It would be almost two weeks before she could breathe on her own. But gradually, and with the help of her family and a group of doctors, nurses and therapists, she slowly began to see and move again.
“It’s almost like you’re back as a baby. You almost have to go through the psychological and physical development stages again,’’ said Beth Fletcher, Jazzmin’s nurse, massage therapist and one of her closest supporters.
“There would be times that I would go in and massage her, and she would be in so much pain,’’ Fletcher said. “So I taught her the names of the muscles, so she learned the names and essentially, what she did was she became part of her recovery. I enrolled her in her own healing process.’’
Within a few months, Jazzmin returned to her studies at FIU and enrolled in computer-assisted classes. She was still determined to get into UM, even though she quietly admitted she was worried about how students would look at her in a wheelchair.
“She worried that people would feel sorry for her. That was another hurdle she had to get through. She didn’t want people to pity her,’’ Fletcher said.
By the time she returned to the family’s Biscayne Park home in September, her parents had partially retrofitted it to accommodate her wheelchair.
Still, she does not know whether she will ever walk again. Rehab is costly, and the hospital bills have absorbed all the family’s savings.
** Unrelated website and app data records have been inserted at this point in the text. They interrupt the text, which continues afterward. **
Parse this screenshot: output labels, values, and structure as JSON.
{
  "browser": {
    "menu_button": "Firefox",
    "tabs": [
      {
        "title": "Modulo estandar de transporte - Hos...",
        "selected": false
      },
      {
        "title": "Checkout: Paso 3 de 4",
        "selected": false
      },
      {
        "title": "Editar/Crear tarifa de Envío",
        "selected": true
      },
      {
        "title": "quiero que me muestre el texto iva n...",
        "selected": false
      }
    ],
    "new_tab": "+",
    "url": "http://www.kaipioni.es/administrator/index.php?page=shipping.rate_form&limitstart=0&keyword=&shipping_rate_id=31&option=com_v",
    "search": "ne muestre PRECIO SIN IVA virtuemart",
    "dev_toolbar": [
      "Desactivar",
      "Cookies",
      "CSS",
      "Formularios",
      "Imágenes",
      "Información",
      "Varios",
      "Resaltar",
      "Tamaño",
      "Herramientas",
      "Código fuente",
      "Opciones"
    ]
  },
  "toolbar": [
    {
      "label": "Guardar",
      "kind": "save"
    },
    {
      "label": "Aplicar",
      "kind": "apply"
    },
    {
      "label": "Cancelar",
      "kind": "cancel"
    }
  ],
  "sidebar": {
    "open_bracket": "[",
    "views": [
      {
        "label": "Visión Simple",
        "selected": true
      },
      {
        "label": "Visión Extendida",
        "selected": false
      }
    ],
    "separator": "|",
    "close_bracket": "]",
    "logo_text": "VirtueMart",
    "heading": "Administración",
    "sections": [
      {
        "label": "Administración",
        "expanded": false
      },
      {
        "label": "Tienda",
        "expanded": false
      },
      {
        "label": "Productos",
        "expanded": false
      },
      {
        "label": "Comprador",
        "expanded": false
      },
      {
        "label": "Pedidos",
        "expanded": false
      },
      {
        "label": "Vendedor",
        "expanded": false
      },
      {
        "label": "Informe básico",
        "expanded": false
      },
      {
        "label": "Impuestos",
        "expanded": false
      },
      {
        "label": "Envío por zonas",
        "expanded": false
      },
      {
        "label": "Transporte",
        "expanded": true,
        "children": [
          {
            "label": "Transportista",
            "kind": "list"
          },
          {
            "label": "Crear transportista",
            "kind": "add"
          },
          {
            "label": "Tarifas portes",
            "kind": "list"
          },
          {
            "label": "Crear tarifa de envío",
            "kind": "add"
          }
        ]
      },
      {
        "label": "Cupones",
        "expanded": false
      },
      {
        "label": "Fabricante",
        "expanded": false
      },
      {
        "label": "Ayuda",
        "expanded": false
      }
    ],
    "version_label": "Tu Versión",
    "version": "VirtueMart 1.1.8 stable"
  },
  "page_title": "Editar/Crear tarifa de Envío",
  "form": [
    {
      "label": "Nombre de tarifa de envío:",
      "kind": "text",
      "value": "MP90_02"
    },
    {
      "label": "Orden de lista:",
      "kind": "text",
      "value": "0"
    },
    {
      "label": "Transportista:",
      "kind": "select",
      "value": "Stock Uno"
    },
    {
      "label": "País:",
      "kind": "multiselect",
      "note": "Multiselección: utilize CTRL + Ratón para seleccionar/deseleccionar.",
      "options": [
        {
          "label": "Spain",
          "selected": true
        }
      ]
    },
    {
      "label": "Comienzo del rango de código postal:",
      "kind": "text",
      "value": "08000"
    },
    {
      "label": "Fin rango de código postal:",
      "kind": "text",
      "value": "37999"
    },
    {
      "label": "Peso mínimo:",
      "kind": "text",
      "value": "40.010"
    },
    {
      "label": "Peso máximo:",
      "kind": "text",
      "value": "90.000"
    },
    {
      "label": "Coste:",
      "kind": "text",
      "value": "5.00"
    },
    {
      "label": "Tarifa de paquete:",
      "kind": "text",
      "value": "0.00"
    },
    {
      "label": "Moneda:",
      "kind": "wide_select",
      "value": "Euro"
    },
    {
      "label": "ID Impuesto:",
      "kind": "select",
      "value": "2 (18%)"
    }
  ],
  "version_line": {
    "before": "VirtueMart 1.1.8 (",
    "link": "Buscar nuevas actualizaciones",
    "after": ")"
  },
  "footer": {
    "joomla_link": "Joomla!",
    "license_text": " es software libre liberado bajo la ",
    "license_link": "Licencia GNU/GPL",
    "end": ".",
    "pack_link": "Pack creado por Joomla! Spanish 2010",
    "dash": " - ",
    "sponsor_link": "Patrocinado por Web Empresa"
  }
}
Since UM is a private school, her wish is to get some help with her some of her college expenses.
The family also needs help with medical equipment for Jazzmin.
She was nominated for Wish Book by Scott Roy of Miami’s Lois Pope Life Center, who, upon hearing about her determination, was impressed with her life story.
Tim Peluchette says his daughter’s determination also has left him amazed.
“Every day is a new day,’’ he said.
But one thing is certain.
Jazzmin will go to the University of Miami.
She received her acceptance letter for the fall semester the day after Christmas.
“I guess there is a bigger plan for me and I just haven’t figured it out yet,’’ Jazzmin said.